Burning fuel, like wood and gasoline, happens around the world every day. Most of the time, we burn fuels to make heat or power engines. Sometimes the burning happens by accident, as in the case of wildfires.
Most of the time, the process of burning fuels creates emissions in the form of visible smoke. Black carbon is a significant component of fine particulate matter pollution and a key ingredient in “soot.”
It’s a solid form of carbon that can be over 30 times smaller than the width of a human hair. These tiny carbon particles can travel deep inside the body through the lungs and into our blood, causing arrhythmias, changes in blood pressure, trigger asthma attacks and premature death in people with preexisting heart or lung diseases. Fine particulate matter is also a major contributor to climate change; second only to carbon dioxide (CO2).
Black carbon is produced by burning fossil fuels and organic matter (trees and plants). A study in New York found that the amount of black carbon present in the atmosphere can vary widely with time and location. The amount of black carbon that people inhale at a specific time and place depends on what is happening around them.
Overall, black carbon pollution has dramatically decreased since its peak. During the late 19th and early 20th centuries in America, many homes and large factories burned bituminous coal which released large amounts of billowing black smoke containing lots of black carbon. During this era, there was so much air pollution that modern-day researchers can study past pollution loads by looking at the soot-covered feathers of preserved birds in museum collections.

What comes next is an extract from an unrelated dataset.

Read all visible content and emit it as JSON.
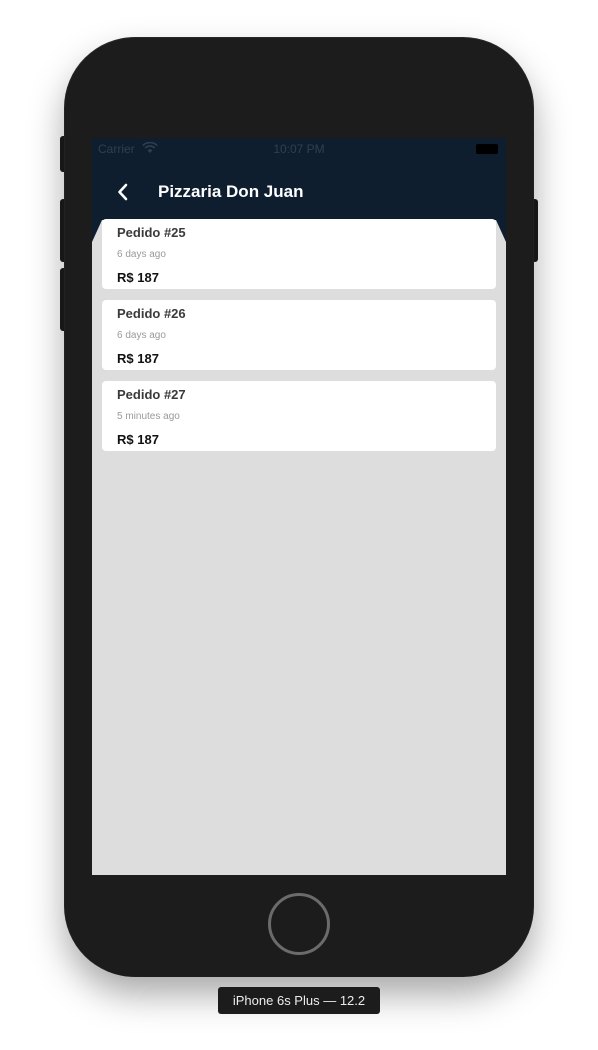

Until the mid-20th century, researchers found that soot pollution was directly tied to the amount of coal burned. After that, pollution began decreasing despite the increased use of coal.
The research suggest this is likely due to the adoption of regulations that restricted the use of soft coal and encouraged using alternative fuels, such as petroleum and natural gas. The decrease in black carbon pollution that started with those regulations continues to this day.
Even now, fine particulate matter and black carbon pollution remain a potential health risk. Limit your contribution to black carbon pollution by carpooling more often, lowering your use of diesel engines, and following NYS open burning regulations. You can save money, reduce wildfire risk, and keep our air clean and easy to breathe.
Photo of Environmental Conservation Officers with stopped diesel truck provided.